Overall feedback from Luke proved the week was a success;

“I enjoyed my experience, settled in well and was made very welcome by all management and staff from day one. I loved working on the moulding side, putting the tools in the machines and shown how the products are made. I was also very interested in the tool making side which is something I am possibly going to go into as CAD is one of my favourite lessons as college” – Luke McMorris

The feedback when then responded to by Managing Director Dave Crone;

“It is heartening to hear that we have students who are genuinely interested in a career in engineering. We take great pride in the fact that we are fortunate enough to offer exciting opportunities to apprentices and graduates from University who are the next generation of engineers.”

Moving forward Omega Plastics are hoping to further develop the relationship with Hartlepool College of Further Education through additional student placements and potential apprenticeships.

As you may know through reading previous news stories, we here at Omega Plastics are big believers in educating future generations and have various plans in the coming months involving education.

Read more about our involvement with education.

Plastics in Automotive

“Increased use of plastics in automotive applications has been on a decades-long and incremental journey of greater acceptance.”


While a recent article in Plastics News highlights the continued upsurge of plastics used within automotive manufacturing, here at Omega Plastics we are experiencing it first-hand.

The reasons behind the increased use of plastics may be plentiful, however Plastics News argue that the rise in federal mileage standards has been the main catalyst. Federal mileage standards are said to raise to 54.5 miles per gallon in 2025, therefore car manufacturers see lighter weight vehicles as one way to help boost fuel mileage consequently making plastics the preferred material in manufacturing.

Frank Macher, CEO of Continental Structural Plastics Inc. stated that;

“It’s an irreversible mandate that cars get lighter and cars get more efficient. The important thing is that we will never go backwards and light weighting will continue to be extremely important. “

Mentioned in a previous news story the UK is set to be manufacturing more than two million cars a year by 2017 proving that the car manufacturing industry is increasing within the UK at a steady pace. This has also been brought to light in a recent piece of news that Jaguar Land Rover is to create 1,300 UK jobs to build their new SUV.


Furthermore Nissan has been ranked number one with regards to production in the UK, attracting a lot of positive attention to the North East from the manufacturing industry.

All of this puts UK plastic manufacturing companies in a great position due to the increased amount of plastics used within car manufacturing. This is backed up by Frank Macher, again, who states that;

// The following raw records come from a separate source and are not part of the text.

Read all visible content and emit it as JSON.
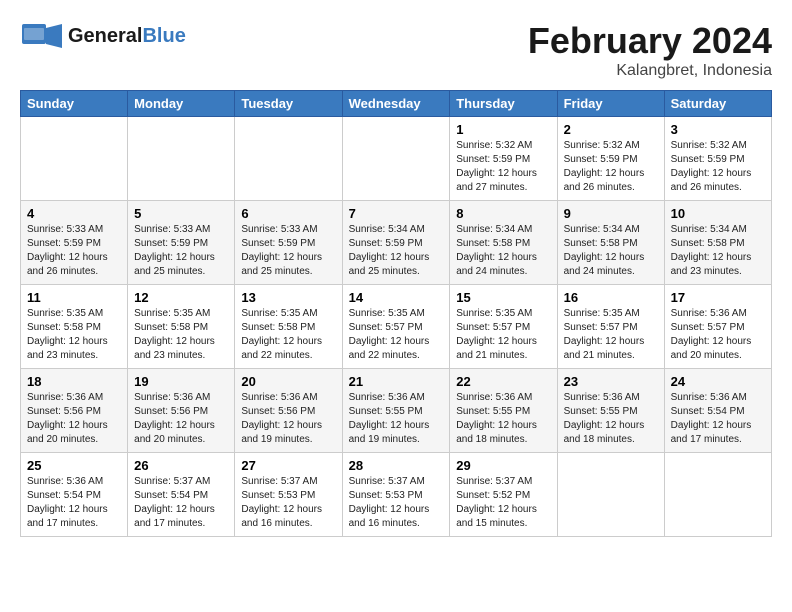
{
  "header": {
    "logo_line1": "General",
    "logo_line2": "Blue",
    "month": "February 2024",
    "location": "Kalangbret, Indonesia"
  },
  "days_of_week": [
    "Sunday",
    "Monday",
    "Tuesday",
    "Wednesday",
    "Thursday",
    "Friday",
    "Saturday"
  ],
  "weeks": [
    [
      {
        "day": "",
        "info": ""
      },
      {
        "day": "",
        "info": ""
      },
      {
        "day": "",
        "info": ""
      },
      {
        "day": "",
        "info": ""
      },
      {
        "day": "1",
        "info": "Sunrise: 5:32 AM\nSunset: 5:59 PM\nDaylight: 12 hours\nand 27 minutes."
      },
      {
        "day": "2",
        "info": "Sunrise: 5:32 AM\nSunset: 5:59 PM\nDaylight: 12 hours\nand 26 minutes."
      },
      {
        "day": "3",
        "info": "Sunrise: 5:32 AM\nSunset: 5:59 PM\nDaylight: 12 hours\nand 26 minutes."
      }
    ],
    [
      {
        "day": "4",
        "info": "Sunrise: 5:33 AM\nSunset: 5:59 PM\nDaylight: 12 hours\nand 26 minutes."
      },
      {
        "day": "5",
        "info": "Sunrise: 5:33 AM\nSunset: 5:59 PM\nDaylight: 12 hours\nand 25 minutes."
      },
      {
        "day": "6",
        "info": "Sunrise: 5:33 AM\nSunset: 5:59 PM\nDaylight: 12 hours\nand 25 minutes."
      },
      {
        "day": "7",
        "info": "Sunrise: 5:34 AM\nSunset: 5:59 PM\nDaylight: 12 hours\nand 25 minutes."
      },
      {
        "day": "8",
        "info": "Sunrise: 5:34 AM\nSunset: 5:58 PM\nDaylight: 12 hours\nand 24 minutes."
      },
      {
        "day": "9",
        "info": "Sunrise: 5:34 AM\nSunset: 5:58 PM\nDaylight: 12 hours\nand 24 minutes."
      },
      {
        "day": "10",
        "info": "Sunrise: 5:34 AM\nSunset: 5:58 PM\nDaylight: 12 hours\nand 23 minutes."
      }
    ],
    [
      {
        "day": "11",
        "info": "Sunrise: 5:35 AM\nSunset: 5:58 PM\nDaylight: 12 hours\nand 23 minutes."
      },
      {
        "day": "12",
        "info": "Sunrise: 5:35 AM\nSunset: 5:58 PM\nDaylight: 12 hours\nand 23 minutes."
      },
      {
        "day": "13",
        "info": "Sunrise: 5:35 AM\nSunset: 5:58 PM\nDaylight: 12 hours\nand 22 minutes."
      },
      {
        "day": "14",
        "info": "Sunrise: 5:35 AM\nSunset: 5:57 PM\nDaylight: 12 hours\nand 22 minutes."
      },
      {
        "day": "15",
        "info": "Sunrise: 5:35 AM\nSunset: 5:57 PM\nDaylight: 12 hours\nand 21 minutes."
      },
      {
        "day": "16",
        "info": "Sunrise: 5:35 AM\nSunset: 5:57 PM\nDaylight: 12 hours\nand 21 minutes."
      },
      {
        "day": "17",
        "info": "Sunrise: 5:36 AM\nSunset: 5:57 PM\nDaylight: 12 hours\nand 20 minutes."
      }
    ],
    [
      {
        "day": "18",
        "info": "Sunrise: 5:36 AM\nSunset: 5:56 PM\nDaylight: 12 hours\nand 20 minutes."
      },
      {
        "day": "19",
        "info": "Sunrise: 5:36 AM\nSunset: 5:56 PM\nDaylight: 12 hours\nand 20 minutes."
      },
      {
        "day": "20",
        "info": "Sunrise: 5:36 AM\nSunset: 5:56 PM\nDaylight: 12 hours\nand 19 minutes."
      },
      {
        "day": "21",
        "info": "Sunrise: 5:36 AM\nSunset: 5:55 PM\nDaylight: 12 hours\nand 19 minutes."
      },
      {
        "day": "22",
        "info": "Sunrise: 5:36 AM\nSunset: 5:55 PM\nDaylight: 12 hours\nand 18 minutes."
      },
      {
        "day": "23",
        "info": "Sunrise: 5:36 AM\nSunset: 5:55 PM\nDaylight: 12 hours\nand 18 minutes."
      },
      {
        "day": "24",
        "info": "Sunrise: 5:36 AM\nSunset: 5:54 PM\nDaylight: 12 hours\nand 17 minutes."
      }
    ],
    [
      {
        "day": "25",
        "info": "Sunrise: 5:36 AM\nSunset: 5:54 PM\nDaylight: 12 hours\nand 17 minutes."
      },
      {
        "day": "26",
        "info": "Sunrise: 5:37 AM\nSunset: 5:54 PM\nDaylight: 12 hours\nand 17 minutes."
      },
      {
        "day": "27",
        "info": "Sunrise: 5:37 AM\nSunset: 5:53 PM\nDaylight: 12 hours\nand 16 minutes."
      },
      {
        "day": "28",
        "info": "Sunrise: 5:37 AM\nSunset: 5:53 PM\nDaylight: 12 hours\nand 16 minutes."
      },
      {
        "day": "29",
        "info": "Sunrise: 5:37 AM\nSunset: 5:52 PM\nDaylight: 12 hours\nand 15 minutes."
      },
      {
        "day": "",
        "info": ""
      },
      {
        "day": "",
        "info": ""
      }
    ]
  ]
}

“The future is challenging and I’m very, very confident that the plastic industry is in the best position it has been in many years to sees applications in the automotive industry come to fruition.”

As previously mentioned, Omega Plastics are experiencing the demand from the automotive market sector, so much so that we have recently invested in new machinery in order to cater more to automotive companies. Read more about our new machinery here.


It is important for us at Omega Plastics to ensure that we keep on top of the industry through research and trade shows, hence why we are always investing in new machinery and equipment in order to meet the requests of our customers.

Why not take a look at our services video which highlights our services in 2 minutes.